Luckily, rescue workers are around to help with cleanup efforts and ease the stress load of the local police force. Their assistance frees up the Rangers for important training and team building exercises, which is quite important given the expected dysfunction in the new friends. It’s quite difficult to meet an entirely new group of people and become an unstoppable force in only a matter of days. Unless you are the New England Patriots.

Of course, no training ever goes smoothly as Jason and his team learn over the course of Aftershock. New enemies, random emergencies, and pure cockiness disrupt what could have been a good learning experience. And this is where Ryan Parrott’s story shines. He has crafted a plot that both makes sense in the cinematic universe but also stands alone as its own separate story. Aftershock doesn’t feel like a retread or useless tie in. No, this comic feels like its own entity that can stand with the Mighty Morphin’ Power Rangers and Justice League/Power Rangers.

Granted, it does help that Parrott does a solid job with the comic’s characters. Aftershock’s author takes established characters from the movie and mostly recreates their quirks and personalities in the panels while trying to show their growth. Sure, Billy isn’t quite as talkative as his cinematic version, but his style of comments still work. The same can be said for Zack. The movie version, played by Ludi Lin, is a headstrong fighter that doesn’t particularly care for leadership, and he is the exact same in Aftershock. Jason shows more insecurity than you would expect from the leader of the Power Rangers, but this vulnerability actually makes sense after watching the film.

But the most interesting characters by far are Trini and Kimberly. The Yellow and Pink Rangers are important members of the squad, but neither said too much during the movie. Sure, Kimberly was talkative, but she didn’t truly open up until later on. Trini, on the other hand, was pretty mum throughout the movie. In Aftershock, however, both of these Rangers are decidedly more talkative with important things to say. It feels like a nice evolution of the characters that would actually happen after such a momentous event. Plus, it makes up for the main villains of the issue being slightly lackluster.

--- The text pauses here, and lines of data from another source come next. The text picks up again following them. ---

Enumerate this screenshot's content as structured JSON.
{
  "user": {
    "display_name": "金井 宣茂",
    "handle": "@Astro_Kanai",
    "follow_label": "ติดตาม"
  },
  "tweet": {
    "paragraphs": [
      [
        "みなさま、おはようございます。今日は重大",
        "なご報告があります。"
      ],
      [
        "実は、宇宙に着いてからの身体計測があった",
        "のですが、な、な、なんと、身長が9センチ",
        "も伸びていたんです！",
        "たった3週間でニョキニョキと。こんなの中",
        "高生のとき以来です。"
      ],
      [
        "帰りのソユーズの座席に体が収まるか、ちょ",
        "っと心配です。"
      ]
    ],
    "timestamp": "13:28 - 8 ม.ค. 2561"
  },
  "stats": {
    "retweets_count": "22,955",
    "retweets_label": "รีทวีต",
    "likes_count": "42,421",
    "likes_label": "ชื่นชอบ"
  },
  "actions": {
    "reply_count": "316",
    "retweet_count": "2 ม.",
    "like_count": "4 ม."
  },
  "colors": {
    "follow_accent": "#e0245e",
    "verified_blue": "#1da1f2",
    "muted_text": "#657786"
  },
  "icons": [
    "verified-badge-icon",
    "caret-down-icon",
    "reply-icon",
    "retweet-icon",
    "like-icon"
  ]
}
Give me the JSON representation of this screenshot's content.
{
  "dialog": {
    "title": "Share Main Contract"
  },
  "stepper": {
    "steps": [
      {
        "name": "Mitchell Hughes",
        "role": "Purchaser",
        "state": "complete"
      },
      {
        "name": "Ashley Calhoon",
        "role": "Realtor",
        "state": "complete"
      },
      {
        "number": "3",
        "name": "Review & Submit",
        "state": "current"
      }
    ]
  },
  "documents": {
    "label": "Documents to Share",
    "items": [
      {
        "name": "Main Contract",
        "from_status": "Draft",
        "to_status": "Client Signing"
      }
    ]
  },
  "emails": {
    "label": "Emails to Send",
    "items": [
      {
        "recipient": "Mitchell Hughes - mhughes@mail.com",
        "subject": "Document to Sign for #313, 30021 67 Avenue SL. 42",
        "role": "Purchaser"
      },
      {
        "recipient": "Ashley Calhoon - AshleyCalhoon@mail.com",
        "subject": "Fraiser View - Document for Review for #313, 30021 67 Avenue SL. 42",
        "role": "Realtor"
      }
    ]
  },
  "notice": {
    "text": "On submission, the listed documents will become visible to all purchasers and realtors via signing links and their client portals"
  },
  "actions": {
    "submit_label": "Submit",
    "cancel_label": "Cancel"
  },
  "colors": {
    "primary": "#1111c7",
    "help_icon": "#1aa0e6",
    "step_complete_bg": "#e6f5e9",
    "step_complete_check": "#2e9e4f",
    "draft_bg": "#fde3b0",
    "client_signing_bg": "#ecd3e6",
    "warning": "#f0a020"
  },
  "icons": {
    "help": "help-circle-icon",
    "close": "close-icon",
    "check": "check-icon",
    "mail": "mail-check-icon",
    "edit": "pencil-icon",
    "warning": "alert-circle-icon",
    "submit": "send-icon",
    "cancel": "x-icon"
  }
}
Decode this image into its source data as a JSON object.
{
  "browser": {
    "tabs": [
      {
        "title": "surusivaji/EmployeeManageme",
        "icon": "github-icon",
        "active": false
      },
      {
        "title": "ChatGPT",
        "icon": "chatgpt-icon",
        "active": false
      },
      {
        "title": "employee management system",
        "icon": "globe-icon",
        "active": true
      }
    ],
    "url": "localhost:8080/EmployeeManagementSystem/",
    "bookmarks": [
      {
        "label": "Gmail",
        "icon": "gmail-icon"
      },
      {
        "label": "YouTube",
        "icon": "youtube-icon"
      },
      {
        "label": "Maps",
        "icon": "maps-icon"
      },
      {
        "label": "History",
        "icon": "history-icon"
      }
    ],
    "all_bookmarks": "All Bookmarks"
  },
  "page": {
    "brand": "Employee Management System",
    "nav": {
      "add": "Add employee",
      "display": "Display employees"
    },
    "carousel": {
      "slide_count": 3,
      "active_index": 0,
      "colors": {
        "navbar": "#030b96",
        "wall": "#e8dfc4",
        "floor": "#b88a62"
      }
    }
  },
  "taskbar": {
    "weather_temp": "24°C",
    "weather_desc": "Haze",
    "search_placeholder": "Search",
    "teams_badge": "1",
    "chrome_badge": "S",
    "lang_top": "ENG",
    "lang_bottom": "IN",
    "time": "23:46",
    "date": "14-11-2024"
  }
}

Power Rangers Aftershock isn’t perfect by any stretch of the imagination, but it is the the exact thing you need after watching the new movie. The story does a great job continuing the newly established trends, and it opens up new opportunities for character interactions that wouldn’t be possible in a big budget blockbuster. Most importantly, Aftershock also explains how a city can get destroyed in a massive battle but end up completely rebuilt by the sequel. That’s been bugging me for years.